The first thing that strikes me was the great similarity of the Cruiser to the Packard Predictor–the exact same roofline, down to the retracting rear window, which would become a Mercury hallmark during the sixties.
The only real difference was the electric razor grille of the Messenger of the Gods as compared to the Packard’s front end, which was eerily predictive of the Edsel’s . I often wonder what the reception to the Predictor would have been if S-P had somehow come up with the funds to put it into production, given the belly flop that the Edsel had with the same theme. As Louie B. Mayer supposedly said, “All predictions are difficult, especially those about the future.”
And it was the “Big M,” as it had shed the dressed-up-Ford image that Mercury had previously, and would once again come to embrace before suffering death as a Ford Crown Victoria with a different grill that only seemed to appeal those who could have bought a Turnpike Cruiser when they were new cars sitting on the lot at ‘Ford’ Groves in Cape Girardeau. Indeed, my only experience with a Mercury was a 1989 Tracer, a down-under Ford Laser with the ‘hockey sticks’ emblem substituted for the blue oval, and a fancy pants interior with little lights on the door that light up when the door opened (those Brougham-aholics can inform us of the correct term.) But it did light the way to the future with the newly legal dual headlights, at least in some jurisdictions. There’s a reason Ford and the ‘Big M’ had those brows on 1957, even if they had to use a tacked piece on the fender, reminiscent of what Studebaker did for the next model year. You could get your Cruiser with single lights as well, as this Monarch demonstrates.
The pizza-slice taillights also did last until 1959, and of course its retracting rear window was resurrected in the Breezeway.
My final thought: of all the 1957 brands that the folks in Dearborn imagined the ‘Big M’ going up against in 1957, all of them seemed to point to the end of one trend, and not the beginning of another.
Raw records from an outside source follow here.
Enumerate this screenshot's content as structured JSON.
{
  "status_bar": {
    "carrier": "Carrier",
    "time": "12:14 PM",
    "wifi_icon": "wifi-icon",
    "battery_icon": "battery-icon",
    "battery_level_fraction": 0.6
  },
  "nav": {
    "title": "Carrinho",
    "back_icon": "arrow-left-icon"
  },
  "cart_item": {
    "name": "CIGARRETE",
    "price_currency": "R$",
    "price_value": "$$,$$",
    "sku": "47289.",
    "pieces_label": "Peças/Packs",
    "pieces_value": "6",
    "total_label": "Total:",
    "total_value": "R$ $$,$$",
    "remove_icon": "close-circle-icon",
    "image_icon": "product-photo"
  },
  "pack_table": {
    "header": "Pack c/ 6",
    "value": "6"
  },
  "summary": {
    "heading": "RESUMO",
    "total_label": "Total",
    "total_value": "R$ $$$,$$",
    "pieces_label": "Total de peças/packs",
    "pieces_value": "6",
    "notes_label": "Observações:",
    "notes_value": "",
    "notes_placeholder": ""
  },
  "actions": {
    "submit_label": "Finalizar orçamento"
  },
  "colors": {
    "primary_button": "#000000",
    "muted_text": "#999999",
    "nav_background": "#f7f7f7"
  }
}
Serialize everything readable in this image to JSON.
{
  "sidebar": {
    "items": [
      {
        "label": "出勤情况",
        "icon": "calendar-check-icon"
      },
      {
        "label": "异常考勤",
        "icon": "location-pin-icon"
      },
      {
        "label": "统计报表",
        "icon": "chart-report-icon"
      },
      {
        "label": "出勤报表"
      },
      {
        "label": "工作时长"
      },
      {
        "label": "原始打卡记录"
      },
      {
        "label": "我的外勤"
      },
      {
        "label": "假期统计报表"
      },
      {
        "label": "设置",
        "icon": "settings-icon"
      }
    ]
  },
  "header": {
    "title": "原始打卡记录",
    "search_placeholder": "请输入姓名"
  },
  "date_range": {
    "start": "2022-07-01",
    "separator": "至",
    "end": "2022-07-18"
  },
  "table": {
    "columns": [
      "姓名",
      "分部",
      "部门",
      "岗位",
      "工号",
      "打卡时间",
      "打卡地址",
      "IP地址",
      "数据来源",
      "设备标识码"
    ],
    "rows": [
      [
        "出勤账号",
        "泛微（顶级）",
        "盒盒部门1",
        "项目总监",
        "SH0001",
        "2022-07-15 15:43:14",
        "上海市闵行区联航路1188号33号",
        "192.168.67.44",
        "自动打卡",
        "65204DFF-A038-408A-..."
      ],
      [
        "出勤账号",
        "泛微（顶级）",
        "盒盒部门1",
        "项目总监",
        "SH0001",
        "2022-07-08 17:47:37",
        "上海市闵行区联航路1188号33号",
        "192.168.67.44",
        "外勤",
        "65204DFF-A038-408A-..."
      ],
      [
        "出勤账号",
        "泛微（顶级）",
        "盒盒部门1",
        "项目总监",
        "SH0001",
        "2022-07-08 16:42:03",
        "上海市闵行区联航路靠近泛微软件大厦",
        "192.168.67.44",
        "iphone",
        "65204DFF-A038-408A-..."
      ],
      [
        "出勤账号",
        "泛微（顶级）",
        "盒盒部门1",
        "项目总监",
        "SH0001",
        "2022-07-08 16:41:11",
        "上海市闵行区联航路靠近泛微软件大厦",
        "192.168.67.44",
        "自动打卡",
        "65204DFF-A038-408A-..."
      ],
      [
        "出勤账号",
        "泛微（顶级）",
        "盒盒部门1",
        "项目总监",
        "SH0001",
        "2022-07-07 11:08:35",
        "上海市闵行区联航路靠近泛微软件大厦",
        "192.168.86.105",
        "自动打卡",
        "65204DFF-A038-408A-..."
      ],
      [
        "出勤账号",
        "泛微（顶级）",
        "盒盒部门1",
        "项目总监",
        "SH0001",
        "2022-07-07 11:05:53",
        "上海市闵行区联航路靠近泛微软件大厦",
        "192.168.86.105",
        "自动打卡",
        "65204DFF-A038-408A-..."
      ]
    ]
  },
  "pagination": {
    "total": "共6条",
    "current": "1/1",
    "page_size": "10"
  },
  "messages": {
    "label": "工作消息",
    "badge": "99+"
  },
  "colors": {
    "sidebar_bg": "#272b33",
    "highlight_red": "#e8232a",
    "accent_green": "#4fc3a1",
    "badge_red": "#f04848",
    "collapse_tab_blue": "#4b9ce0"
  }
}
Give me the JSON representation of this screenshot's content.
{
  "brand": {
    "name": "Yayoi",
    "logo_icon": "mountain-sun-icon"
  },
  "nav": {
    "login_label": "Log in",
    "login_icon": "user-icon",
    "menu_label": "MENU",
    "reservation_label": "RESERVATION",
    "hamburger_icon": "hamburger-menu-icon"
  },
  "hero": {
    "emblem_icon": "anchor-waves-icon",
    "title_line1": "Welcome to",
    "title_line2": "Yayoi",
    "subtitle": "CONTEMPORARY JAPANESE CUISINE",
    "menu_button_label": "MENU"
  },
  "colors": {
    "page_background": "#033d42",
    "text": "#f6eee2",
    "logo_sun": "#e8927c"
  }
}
Only Virgil Exner’s (there he is again) finned missiles seemed close to predicting the much cleaner look of the Sixties, and even he seemed to have gone the wrong track by the time 1960 came around, giving us such memorable exercises as the 1961 line. Maybe the folks behind the Turnpike Cruiser don’t seem like such fools after all. Now, where did I put that slice of pepperoni pie?